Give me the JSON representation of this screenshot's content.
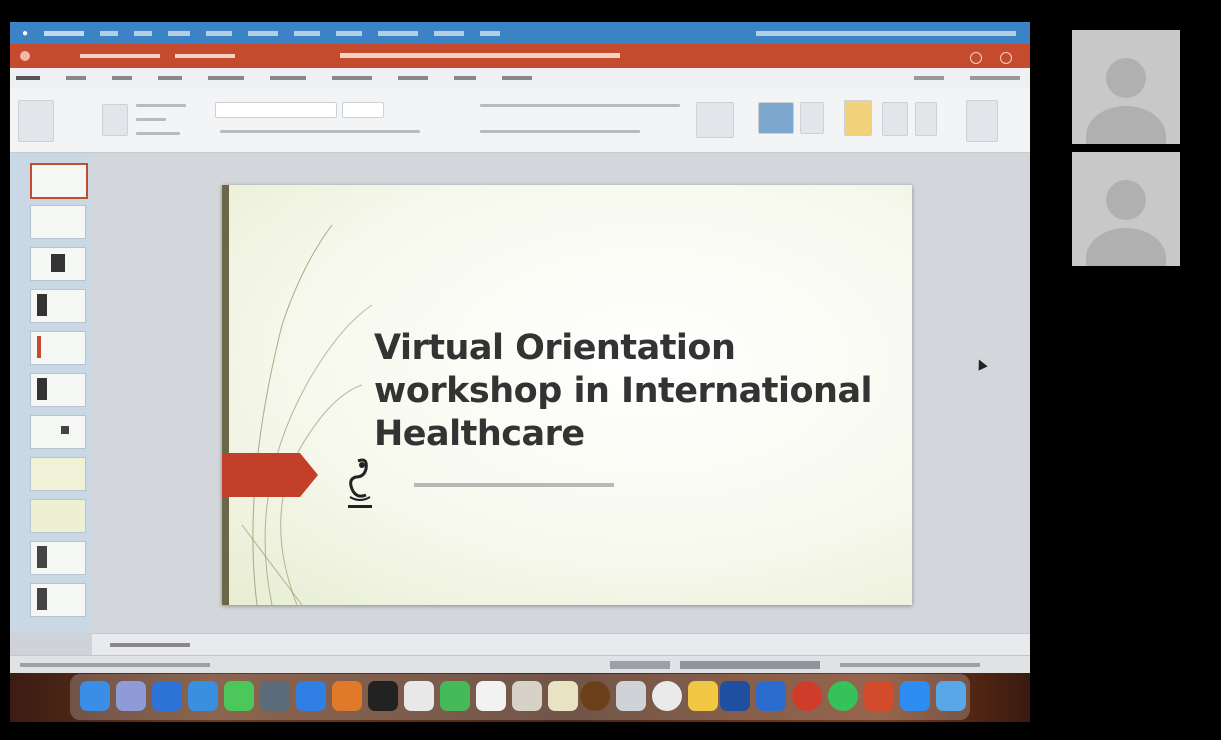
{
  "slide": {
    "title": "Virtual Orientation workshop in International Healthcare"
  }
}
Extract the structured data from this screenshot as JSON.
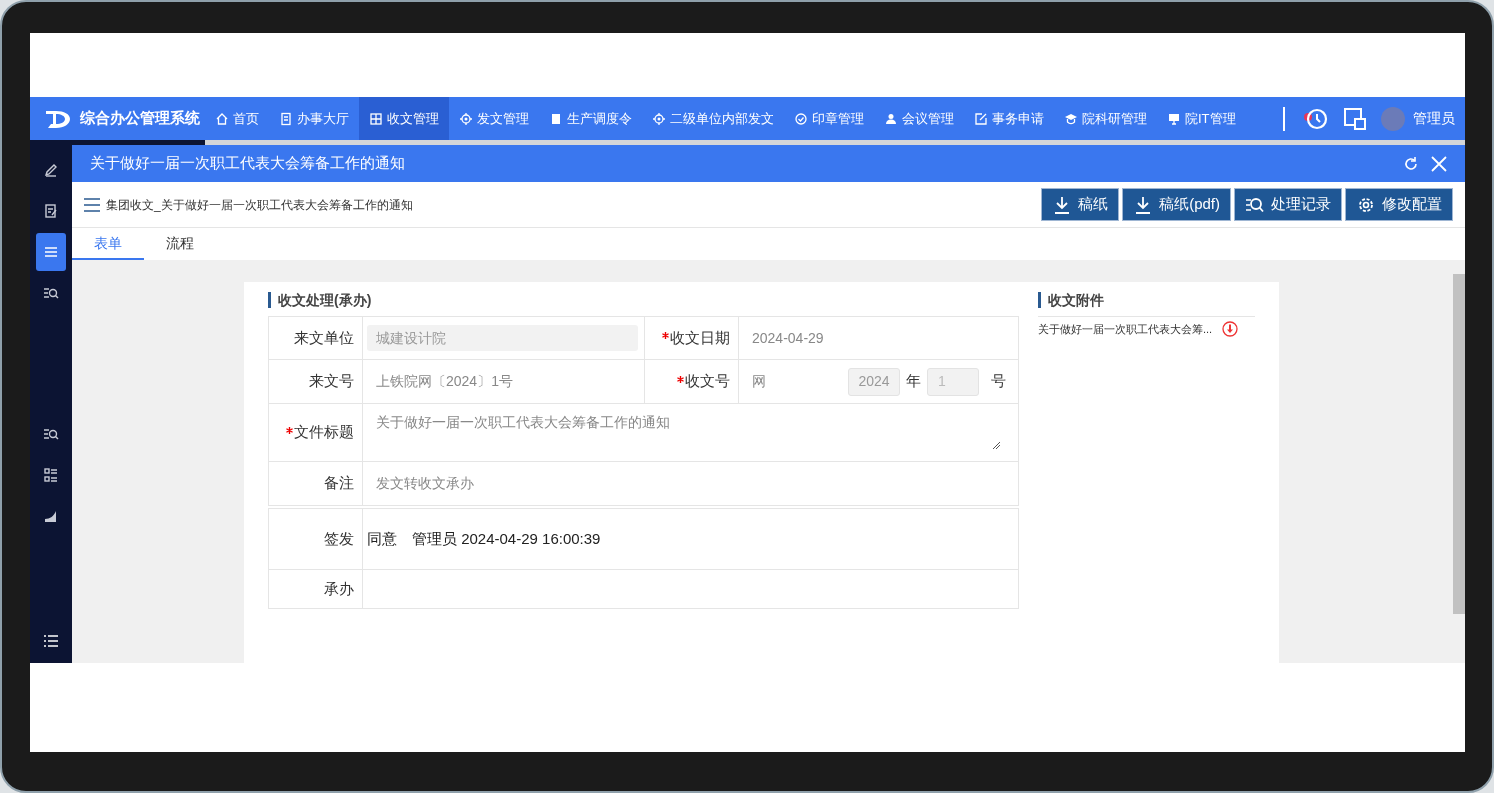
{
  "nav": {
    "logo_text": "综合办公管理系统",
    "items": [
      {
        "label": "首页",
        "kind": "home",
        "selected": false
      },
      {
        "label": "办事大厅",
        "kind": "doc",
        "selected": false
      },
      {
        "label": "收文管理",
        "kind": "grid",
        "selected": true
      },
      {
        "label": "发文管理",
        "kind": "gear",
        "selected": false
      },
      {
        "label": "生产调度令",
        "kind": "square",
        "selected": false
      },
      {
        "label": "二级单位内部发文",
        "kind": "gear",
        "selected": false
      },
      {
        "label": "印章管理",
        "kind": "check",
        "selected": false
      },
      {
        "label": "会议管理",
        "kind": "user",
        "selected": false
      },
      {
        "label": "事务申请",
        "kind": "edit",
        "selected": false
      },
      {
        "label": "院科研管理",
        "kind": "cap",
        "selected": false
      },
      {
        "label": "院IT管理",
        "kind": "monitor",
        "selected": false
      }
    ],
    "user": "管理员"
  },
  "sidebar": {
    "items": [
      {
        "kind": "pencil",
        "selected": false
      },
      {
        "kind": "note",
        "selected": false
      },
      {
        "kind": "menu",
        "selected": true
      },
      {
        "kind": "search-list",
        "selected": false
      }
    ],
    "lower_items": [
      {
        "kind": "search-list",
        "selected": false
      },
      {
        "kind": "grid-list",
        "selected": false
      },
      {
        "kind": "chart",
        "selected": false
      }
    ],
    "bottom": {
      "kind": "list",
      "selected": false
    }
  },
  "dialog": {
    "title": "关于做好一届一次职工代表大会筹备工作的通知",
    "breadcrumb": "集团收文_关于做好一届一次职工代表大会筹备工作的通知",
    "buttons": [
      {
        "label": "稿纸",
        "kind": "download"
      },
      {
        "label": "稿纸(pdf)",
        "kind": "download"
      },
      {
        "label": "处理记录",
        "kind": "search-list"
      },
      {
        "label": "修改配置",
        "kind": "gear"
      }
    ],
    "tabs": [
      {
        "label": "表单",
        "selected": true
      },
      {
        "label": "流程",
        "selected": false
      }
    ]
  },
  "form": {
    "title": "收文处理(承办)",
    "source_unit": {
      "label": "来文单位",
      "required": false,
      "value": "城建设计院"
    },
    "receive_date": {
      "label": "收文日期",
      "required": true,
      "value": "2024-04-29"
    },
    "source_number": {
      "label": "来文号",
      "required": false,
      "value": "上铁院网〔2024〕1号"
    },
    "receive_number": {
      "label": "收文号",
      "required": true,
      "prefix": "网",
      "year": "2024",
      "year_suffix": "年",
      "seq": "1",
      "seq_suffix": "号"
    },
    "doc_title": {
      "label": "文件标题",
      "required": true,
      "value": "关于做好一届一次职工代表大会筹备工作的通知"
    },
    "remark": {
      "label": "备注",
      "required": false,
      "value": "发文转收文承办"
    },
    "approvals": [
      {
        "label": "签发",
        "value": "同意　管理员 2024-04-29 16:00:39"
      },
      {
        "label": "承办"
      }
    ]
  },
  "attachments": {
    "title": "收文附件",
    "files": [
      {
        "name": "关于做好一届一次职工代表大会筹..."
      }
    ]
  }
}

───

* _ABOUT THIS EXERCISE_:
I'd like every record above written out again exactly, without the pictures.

* _ANSWER BELOW_:
Give me the JSON representation of this screenshot's content.
{
  "slide": {
    "title": "Virtual Orientation workshop in International Healthcare"
  }
}
Extract the structured data from this screenshot as JSON.
{
  "nav": {
    "logo_text": "综合办公管理系统",
    "items": [
      {
        "label": "首页",
        "kind": "home",
        "selected": false
      },
      {
        "label": "办事大厅",
        "kind": "doc",
        "selected": false
      },
      {
        "label": "收文管理",
        "kind": "grid",
        "selected": true
      },
      {
        "label": "发文管理",
        "kind": "gear",
        "selected": false
      },
      {
        "label": "生产调度令",
        "kind": "square",
        "selected": false
      },
      {
        "label": "二级单位内部发文",
        "kind": "gear",
        "selected": false
      },
      {
        "label": "印章管理",
        "kind": "check",
        "selected": false
      },
      {
        "label": "会议管理",
        "kind": "user",
        "selected": false
      },
      {
        "label": "事务申请",
        "kind": "edit",
        "selected": false
      },
      {
        "label": "院科研管理",
        "kind": "cap",
        "selected": false
      },
      {
        "label": "院IT管理",
        "kind": "monitor",
        "selected": false
      }
    ],
    "user": "管理员"
  },
  "sidebar": {
    "items": [
      {
        "kind": "pencil",
        "selected": false
      },
      {
        "kind": "note",
        "selected": false
      },
      {
        "kind": "menu",
        "selected": true
      },
      {
        "kind": "search-list",
        "selected": false
      }
    ],
    "lower_items": [
      {
        "kind": "search-list",
        "selected": false
      },
      {
        "kind": "grid-list",
        "selected": false
      },
      {
        "kind": "chart",
        "selected": false
      }
    ],
    "bottom": {
      "kind": "list",
      "selected": false
    }
  },
  "dialog": {
    "title": "关于做好一届一次职工代表大会筹备工作的通知",
    "breadcrumb": "集团收文_关于做好一届一次职工代表大会筹备工作的通知",
    "buttons": [
      {
        "label": "稿纸",
        "kind": "download"
      },
      {
        "label": "稿纸(pdf)",
        "kind": "download"
      },
      {
        "label": "处理记录",
        "kind": "search-list"
      },
      {
        "label": "修改配置",
        "kind": "gear"
      }
    ],
    "tabs": [
      {
        "label": "表单",
        "selected": true
      },
      {
        "label": "流程",
        "selected": false
      }
    ]
  },
  "form": {
    "title": "收文处理(承办)",
    "source_unit": {
      "label": "来文单位",
      "required": false,
      "value": "城建设计院"
    },
    "receive_date": {
      "label": "收文日期",
      "required": true,
      "value": "2024-04-29"
    },
    "source_number": {
      "label": "来文号",
      "required": false,
      "value": "上铁院网〔2024〕1号"
    },
    "receive_number": {
      "label": "收文号",
      "required": true,
      "prefix": "网",
      "year": "2024",
      "year_suffix": "年",
      "seq": "1",
      "seq_suffix": "号"
    },
    "doc_title": {
      "label": "文件标题",
      "required": true,
      "value": "关于做好一届一次职工代表大会筹备工作的通知"
    },
    "remark": {
      "label": "备注",
      "required": false,
      "value": "发文转收文承办"
    },
    "approvals": [
      {
        "label": "签发",
        "value": "同意　管理员 2024-04-29 16:00:39"
      },
      {
        "label": "承办"
      }
    ]
  },
  "attachments": {
    "title": "收文附件",
    "files": [
      {
        "name": "关于做好一届一次职工代表大会筹..."
      }
    ]
  }
}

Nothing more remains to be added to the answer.